The seventh annual Capital Fringe Festival began its first day with a Fringe-worthy experience by banished? productions, complete with iPod shuffles and a tea party. The Circle, billed as an “immersive art audio walk,” takes participants on a 25-minute journey from the Fringe Gypsy Tent to the grounds of the City Museum of Washington DC while playing a “private game within a public space.” We came, we played, we left confused.
The physical and visual journey was narrated not by our guide, but by the recorded recollections of playwright, Juanita Rockwell in mp3 form. Each participant used headphones to listen and experience the fragmented history of Dupont Circle.
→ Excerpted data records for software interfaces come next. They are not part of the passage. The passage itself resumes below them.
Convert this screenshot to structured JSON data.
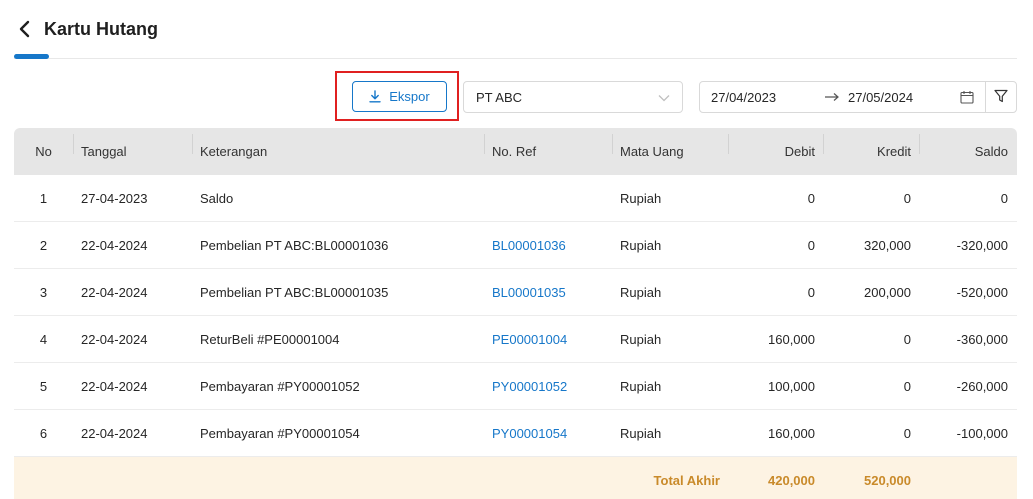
{
  "header": {
    "title": "Kartu Hutang"
  },
  "toolbar": {
    "export_label": "Ekspor",
    "supplier_value": "PT ABC",
    "date_start": "27/04/2023",
    "date_end": "27/05/2024"
  },
  "table": {
    "columns": [
      "No",
      "Tanggal",
      "Keterangan",
      "No. Ref",
      "Mata Uang",
      "Debit",
      "Kredit",
      "Saldo"
    ],
    "rows": [
      {
        "no": "1",
        "tanggal": "27-04-2023",
        "keterangan": "Saldo",
        "ref": "",
        "mata_uang": "Rupiah",
        "debit": "0",
        "kredit": "0",
        "saldo": "0"
      },
      {
        "no": "2",
        "tanggal": "22-04-2024",
        "keterangan": "Pembelian PT ABC:BL00001036",
        "ref": "BL00001036",
        "mata_uang": "Rupiah",
        "debit": "0",
        "kredit": "320,000",
        "saldo": "-320,000"
      },
      {
        "no": "3",
        "tanggal": "22-04-2024",
        "keterangan": "Pembelian PT ABC:BL00001035",
        "ref": "BL00001035",
        "mata_uang": "Rupiah",
        "debit": "0",
        "kredit": "200,000",
        "saldo": "-520,000"
      },
      {
        "no": "4",
        "tanggal": "22-04-2024",
        "keterangan": "ReturBeli #PE00001004",
        "ref": "PE00001004",
        "mata_uang": "Rupiah",
        "debit": "160,000",
        "kredit": "0",
        "saldo": "-360,000"
      },
      {
        "no": "5",
        "tanggal": "22-04-2024",
        "keterangan": "Pembayaran #PY00001052",
        "ref": "PY00001052",
        "mata_uang": "Rupiah",
        "debit": "100,000",
        "kredit": "0",
        "saldo": "-260,000"
      },
      {
        "no": "6",
        "tanggal": "22-04-2024",
        "keterangan": "Pembayaran #PY00001054",
        "ref": "PY00001054",
        "mata_uang": "Rupiah",
        "debit": "160,000",
        "kredit": "0",
        "saldo": "-100,000"
      }
    ],
    "footer": {
      "label": "Total Akhir",
      "debit": "420,000",
      "kredit": "520,000"
    }
  },
  "colors": {
    "accent": "#1677c9",
    "highlight": "#e02020",
    "footer_bg": "#fdf3e3",
    "footer_text": "#c98a2a"
  }
}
Narrated by an old woman from an imagined future, she transports via a time machine to listen in on the restless conversations of youth in Dupont, circa 1973. An exploration of nostalgia and memory unfolded across the museum grounds in the forms of black and white photos, origami cranes, wind chimes, old books, and a brief stop for iced tea as the audio stories evolved.
Our guide was playful, leading the group near individuals who corresponded to the audio track, a biology student, a group of friends eating on a bench and a picnic spot for sketching. Additionally, there were photos of long forgotten Dupont Circle restaurants, shops, festivals and concerts to punctuate the anecdotes. Interesting visuals hung from tree branches and railings, painted white shoes filled a stairwell, and quotes fell out of books as participants thumbed through the pages.
Although the piece seemed intended to evoke memories as hazy fragments, it was difficult to focus on the audio narration while hopping over curbs and stairs, drinking tea or reading the pages of a book. Some of the confusion arose from the fact that group was not able to simultaneously hit play on our mp3 players, causing a delay between the narration and what we were experiencing.
Unable to follow the stories, I soon abandoned listening to the audio file, and instead used it as background noise for my own exploration of the buildings, sky and grounds of the Museum and surrounding area. Several participants had similar frustrations with the narration but still found the experience a “refreshing opportunity to look around,” and discover the unexpected.
If the goal of The Circle was to use memory and stories to build connections to the visuals and characters on our journey, they failed. It was too difficult and confusing to engage each element of the experience and still absorb the narration. However, if their aim is to give participants an opportunity to explore, discover and examine a small portion of DC in a new way, than it was a wonderful walk.
When summer grants a perfect evening, this may very well be the loveliest way to spend your time away from the noise and clamor of the Festival and simply enjoy our beautiful city. There are ample opportunities to encounter this production between now and July 28th.
Unfortunately, this production may not be suited to those with physical disabilities or ailments that would prevent them from easily traversing stairs, grass and inaccessible curbs at a very brisk pace.
The Circle takes place several times each Fringe day. The group departs from The Fringe Baldacchino Gypsy Tent area, 607 New York Ave NW DC.
Details and tickets
Presented by Angela PieroJuanita Rockwell – Playwright
Carmen C. Wong – Concept, Director & Producer
Linsay Deming – Audio Engineer: Sound Design
Travis Flower – Audio Engineer: Recording & Music Design
Logan Hartsell – Audio Engineer: Sound Design & Mastering
Niell DuVal – Producer & Cartography
Fugi & O. Jenkins
Reviewed by Rebekah Nettekoven Tello
Rebekah rates this a 3, out of a possible top rating of 5.
See all 2012 Fringe reviews here.